Let’s talk about how to get spiritually fit. But first, if someone knocked on your door and said to you, “You’re unworthy of good and you don’t deserve happiness” what would you do? Would you say, “Come on in and have some tea!”, or would you slam the door on their face?
We may, or may not, realize that thoughts that say the very same thing are much more subtle. However, rather than saying “you” they say, “I”. Often they’re demeaning and ugly, but we often let these thoughts in unwittingly. Not only that, but we entertain these ugly intruders—maybe not with tea—but we listen to them, and we accept their hateful and false lies about ourselves as true.
Getting spiritually fit begins by recognizing these thoughts as not your thought, and resisting their intrusion. And the second part of being spiritually fit comes by realizing you have Biblical authority to kick out these aggressive suggestions as both untrue and unreal. The good news is that’s all they are — suggestions.
How do we know we have Biblical authority? Well, Jesus showed and told us what he did after John baptized him. He faced down very aggressive thoughts—so aggressive that the Bible described these thoughts as the Devil (see Matthew 4:1-11) .
Jesus didn’t accept these (d)evil suggestions either. He refuted them, one by one, with scripture, the Word of God. And since Jesus is “the way ” we can do the same thing. It’s so precious that Jesus shared with us this challenge and told us how he prayed. Jesus gave us this powerful insight so that we’d know what to do when the same thing happened to us — to exercise divine Truth — the power of God to help us.
We can exercise God’s power by putting into action what’s true about ourselves, and by acknowledging that God made us good, holy, and perfect. By starting with your thinking you can act with authority, like Jesus did, by acknowledging that God’s is ever-present with you and that you can never be made to hear or heed another voice but God’s.
Another thing you can exercise — drop the dead-weight concept that says “I’m a sinner.” Exercise your goodness by letting that belief of being a sinner drop away. Yes, we all have made mistakes, but the notion that you’re permanently stained by someone else’s sin, or your own sins, or that sin defines you, is simply not true. That’s because God, Spirit, made His children — you and me — spiritually perfect. This Spirit-based spiritual perfection is eternal, and it alone defines our individual, spiritual identities.
Perfection and holiness require exercise — put these God-bestowed qualities into action. Strive to know, through prayer, that God provides only good for all His beloved children. Therefore God empowers you to do good for yourself, your family, and your community—co-workers, fellow drivers, and your neighborhood.
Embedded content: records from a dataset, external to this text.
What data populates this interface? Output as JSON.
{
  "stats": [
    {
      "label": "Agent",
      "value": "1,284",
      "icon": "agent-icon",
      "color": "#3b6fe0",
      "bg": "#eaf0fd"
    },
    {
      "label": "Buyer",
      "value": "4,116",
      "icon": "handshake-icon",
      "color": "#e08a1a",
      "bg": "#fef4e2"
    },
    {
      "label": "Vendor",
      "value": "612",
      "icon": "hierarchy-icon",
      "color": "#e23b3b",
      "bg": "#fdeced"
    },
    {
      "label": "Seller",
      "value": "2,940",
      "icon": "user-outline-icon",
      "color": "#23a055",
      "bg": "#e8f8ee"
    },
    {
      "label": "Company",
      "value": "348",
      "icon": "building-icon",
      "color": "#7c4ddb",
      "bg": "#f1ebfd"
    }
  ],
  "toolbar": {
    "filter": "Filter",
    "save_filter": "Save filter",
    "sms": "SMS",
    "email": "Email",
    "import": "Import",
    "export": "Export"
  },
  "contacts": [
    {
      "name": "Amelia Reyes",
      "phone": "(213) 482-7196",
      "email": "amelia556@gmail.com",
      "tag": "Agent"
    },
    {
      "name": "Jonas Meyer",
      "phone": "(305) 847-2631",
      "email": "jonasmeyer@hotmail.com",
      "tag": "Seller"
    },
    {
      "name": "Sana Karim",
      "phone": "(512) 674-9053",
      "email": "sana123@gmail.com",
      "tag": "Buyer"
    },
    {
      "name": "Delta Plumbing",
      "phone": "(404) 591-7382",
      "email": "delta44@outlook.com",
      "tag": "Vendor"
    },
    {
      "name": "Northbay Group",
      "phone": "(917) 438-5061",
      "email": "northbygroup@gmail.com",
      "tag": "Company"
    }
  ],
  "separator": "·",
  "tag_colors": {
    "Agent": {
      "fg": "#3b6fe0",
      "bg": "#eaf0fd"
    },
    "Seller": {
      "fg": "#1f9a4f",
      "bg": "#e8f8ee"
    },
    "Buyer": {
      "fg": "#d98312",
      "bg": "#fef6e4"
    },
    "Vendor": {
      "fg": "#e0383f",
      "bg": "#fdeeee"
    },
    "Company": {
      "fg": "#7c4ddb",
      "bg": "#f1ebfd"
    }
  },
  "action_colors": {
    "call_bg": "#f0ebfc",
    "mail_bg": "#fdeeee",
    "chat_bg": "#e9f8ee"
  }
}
Practice not profession, understanding not belief, gain the ear and right hand of omnipotence and they assuredly call down infinite blessings. Trustworthiness is the foundation of enlightened faith. Without a fitness for holiness, we cannot receive holiness.
—Mary Baker Eddy, Science and Health with Key to the Scriptures, p.15
so worship I the God of my fathers, believing all things which are written in the law and in the prophets: … And herein do I exercise myself, to have always a conscience void of offence toward God, and toward men.
—Acts 24:14 so, 16